Why Sinatra Matters may be seen as a paean; but it's certainly not an uncritical hagiography or a defensive apologia. Hamill concedes that Sinatra was often cruel, crass, and obnoxious. He could be violent, too; and he had questionable ties to the Mob. On the other hand, as Hamill points out, much of the more serious accusations made against the man have never been substantiated and — even after years of close surveillance by the F.B.I. — he was never indicted. Much of the negative talk against Sinatra, it seems, was based on rumours spread by professional gossips in the entertainment trade and by journalists and pundits who disliked his don't-give-a-shit, take-no-prisoners attitude. The man did not believe in trying to ingratiate himself with anyone. "It's Sinatra's world," Dean Martin once quipped, "we just live in it."
This is a well-written, concise, and thoughtful inquiry into the career of Frank Sinatra. Sinatra was — as most great artists are — a man of contradictions. Many people are repelled by the more unsavoury aspects of his personality. But underneath that rough and often vulgar facade lay a man of great sensitivity and artistic talent. He worked hard to build that talent. And he listened carefully as he developed his musical technique. Frank Sinatra became the greatest practitioner of the American popular song. He made it an art form. Sit back and listen, for example, to the magic that Sinatra and Nelson Riddle create with In the Wee Small Hours or Only the Lonely, and you'll find yourself mesmerized by the wonderful material, the beautiful voice, the incredible technique, the gorgeous arrangements. Just perfect. And that's why Sinatra matters.
Pete Hamill (born June 24, 1935) is an American journalist, novelist, essayist, editor and educator. Widely traveled and having written on a broad range of topics, he is perhaps best known for his career as a New York City journalist. Hamill was a columnist and editor for the New York Post and The New York Daily News.

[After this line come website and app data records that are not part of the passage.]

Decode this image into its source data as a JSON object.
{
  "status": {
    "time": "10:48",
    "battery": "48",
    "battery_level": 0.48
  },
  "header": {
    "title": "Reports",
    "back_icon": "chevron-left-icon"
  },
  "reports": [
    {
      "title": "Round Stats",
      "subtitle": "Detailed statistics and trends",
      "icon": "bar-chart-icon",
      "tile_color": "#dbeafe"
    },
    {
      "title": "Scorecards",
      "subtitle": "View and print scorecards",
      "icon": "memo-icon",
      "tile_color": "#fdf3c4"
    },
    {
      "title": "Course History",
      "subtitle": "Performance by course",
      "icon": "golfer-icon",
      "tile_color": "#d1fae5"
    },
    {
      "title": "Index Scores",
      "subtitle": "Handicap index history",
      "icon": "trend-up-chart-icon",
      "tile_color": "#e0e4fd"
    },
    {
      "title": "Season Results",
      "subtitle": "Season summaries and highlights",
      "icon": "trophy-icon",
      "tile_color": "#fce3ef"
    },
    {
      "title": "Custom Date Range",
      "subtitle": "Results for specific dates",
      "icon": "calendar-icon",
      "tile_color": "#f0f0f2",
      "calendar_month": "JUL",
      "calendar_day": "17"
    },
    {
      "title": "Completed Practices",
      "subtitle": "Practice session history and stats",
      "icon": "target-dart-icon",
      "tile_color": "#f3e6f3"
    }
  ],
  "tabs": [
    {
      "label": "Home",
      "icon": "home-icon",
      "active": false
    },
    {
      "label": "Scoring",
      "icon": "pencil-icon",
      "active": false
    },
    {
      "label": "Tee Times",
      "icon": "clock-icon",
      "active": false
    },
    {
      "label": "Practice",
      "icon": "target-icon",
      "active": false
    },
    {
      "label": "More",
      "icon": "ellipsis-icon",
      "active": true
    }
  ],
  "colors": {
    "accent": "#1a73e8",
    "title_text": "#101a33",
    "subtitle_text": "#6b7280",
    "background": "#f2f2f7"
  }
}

Why Sinatra Matters by Pete Hamill amillH was published by Little Brown and Company, New York in 1998. The new edition was released in October, 2015 to mark the centenary of Sinatra's birth. The book has 180 pages of text, 8 black-and-white, full-page photos between chapters, a list of recommended recordings, a brief bibliography of Sinatra books consulted, and a short list of recommended Sinatra movies.
|The 1955 Capitol album: In the Wee Small Hours|